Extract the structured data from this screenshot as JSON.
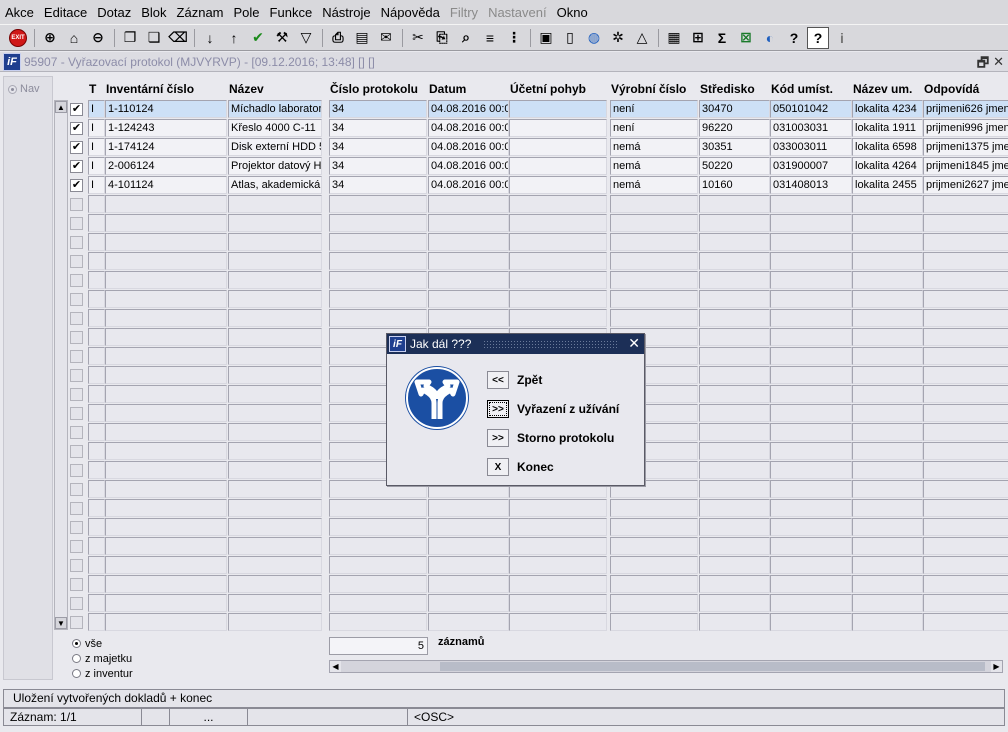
{
  "menu": [
    {
      "label": "Akce"
    },
    {
      "label": "Editace"
    },
    {
      "label": "Dotaz"
    },
    {
      "label": "Blok"
    },
    {
      "label": "Záznam"
    },
    {
      "label": "Pole"
    },
    {
      "label": "Funkce"
    },
    {
      "label": "Nástroje"
    },
    {
      "label": "Nápověda"
    },
    {
      "label": "Filtry",
      "disabled": true
    },
    {
      "label": "Nastavení",
      "disabled": true
    },
    {
      "label": "Okno"
    }
  ],
  "toolbar": {
    "exit_label": "EXIT",
    "icons": [
      "exit-icon",
      "sep",
      "insert-record-icon",
      "home-record-icon",
      "delete-record-icon",
      "sep",
      "copy-icon",
      "copy-all-icon",
      "clear-icon",
      "sep",
      "sort-asc-icon",
      "sort-desc-icon",
      "confirm-icon",
      "tools-icon",
      "filter-icon",
      "sep",
      "print-icon",
      "print-preview-icon",
      "mail-icon",
      "sep",
      "cut-icon",
      "paste-icon",
      "find-icon",
      "list-icon",
      "tree-icon",
      "sep",
      "clipboard-icon",
      "document-icon",
      "globe-icon",
      "settings-icon",
      "map-icon",
      "sep",
      "chart-icon",
      "query-icon",
      "sum-icon",
      "excel-icon",
      "web-icon",
      "help-icon",
      "context-help-icon",
      "info-icon"
    ]
  },
  "window": {
    "title": "95907 - Vyřazovací protokol (MJVYRVP) - [09.12.2016; 13:48]  []  []",
    "logo": "iF"
  },
  "nav": {
    "label": "Nav"
  },
  "grid": {
    "headers": {
      "t": "T",
      "inv_cislo": "Inventární číslo",
      "nazev": "Název",
      "cislo_protokolu": "Číslo protokolu",
      "datum": "Datum",
      "ucetni_pohyb": "Účetní pohyb",
      "vyrobni_cislo": "Výrobní číslo",
      "stredisko": "Středisko",
      "kod_umist": "Kód umíst.",
      "nazev_um": "Název um.",
      "odpovida": "Odpovídá"
    },
    "rows": [
      {
        "checked": true,
        "t": "I",
        "inv_cislo": "1-110124",
        "nazev": "Míchadlo laborator",
        "cislo_protokolu": "34",
        "datum": "04.08.2016 00:0",
        "ucetni_pohyb": "",
        "vyrobni_cislo": "není",
        "stredisko": "30470",
        "kod_umist": "050101042",
        "nazev_um": "lokalita 4234",
        "odpovida": "prijmeni626 jmen"
      },
      {
        "checked": true,
        "t": "I",
        "inv_cislo": "1-124243",
        "nazev": "Křeslo 4000 C-11",
        "cislo_protokolu": "34",
        "datum": "04.08.2016 00:0",
        "ucetni_pohyb": "",
        "vyrobni_cislo": "není",
        "stredisko": "96220",
        "kod_umist": "031003031",
        "nazev_um": "lokalita 1911",
        "odpovida": "prijmeni996 jmen"
      },
      {
        "checked": true,
        "t": "I",
        "inv_cislo": "1-174124",
        "nazev": "Disk externí HDD 5",
        "cislo_protokolu": "34",
        "datum": "04.08.2016 00:0",
        "ucetni_pohyb": "",
        "vyrobni_cislo": "nemá",
        "stredisko": "30351",
        "kod_umist": "033003011",
        "nazev_um": "lokalita 6598",
        "odpovida": "prijmeni1375 jme"
      },
      {
        "checked": true,
        "t": "I",
        "inv_cislo": "2-006124",
        "nazev": "Projektor datový H",
        "cislo_protokolu": "34",
        "datum": "04.08.2016 00:0",
        "ucetni_pohyb": "",
        "vyrobni_cislo": "nemá",
        "stredisko": "50220",
        "kod_umist": "031900007",
        "nazev_um": "lokalita 4264",
        "odpovida": "prijmeni1845 jme"
      },
      {
        "checked": true,
        "t": "I",
        "inv_cislo": "4-101124",
        "nazev": "Atlas, akademická",
        "cislo_protokolu": "34",
        "datum": "04.08.2016 00:0",
        "ucetni_pohyb": "",
        "vyrobni_cislo": "nemá",
        "stredisko": "10160",
        "kod_umist": "031408013",
        "nazev_um": "lokalita 2455",
        "odpovida": "prijmeni2627 jme"
      }
    ],
    "empty_rows": 23
  },
  "filter": {
    "options": [
      {
        "label": "vše",
        "selected": true
      },
      {
        "label": "z majetku",
        "selected": false
      },
      {
        "label": "z inventur",
        "selected": false
      }
    ]
  },
  "count": {
    "value": "5",
    "label": "záznamů"
  },
  "hint": "Uložení vytvořených dokladů + konec",
  "status": {
    "record": "Záznam: 1/1",
    "ellipsis": "...",
    "mode": "<OSC>"
  },
  "dialog": {
    "title": "Jak dál ???",
    "logo": "iF",
    "buttons": [
      {
        "key": "<<",
        "label": "Zpět"
      },
      {
        "key": ">>",
        "label": "Vyřazení z užívání",
        "focused": true
      },
      {
        "key": ">>",
        "label": "Storno protokolu"
      },
      {
        "key": "X",
        "label": "Konec"
      }
    ]
  }
}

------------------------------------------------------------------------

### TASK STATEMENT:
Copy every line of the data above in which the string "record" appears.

### WRITTEN SOLUTION:
      "insert-record-icon",
      "home-record-icon",
      "delete-record-icon",
    "record": "Záznam: 1/1",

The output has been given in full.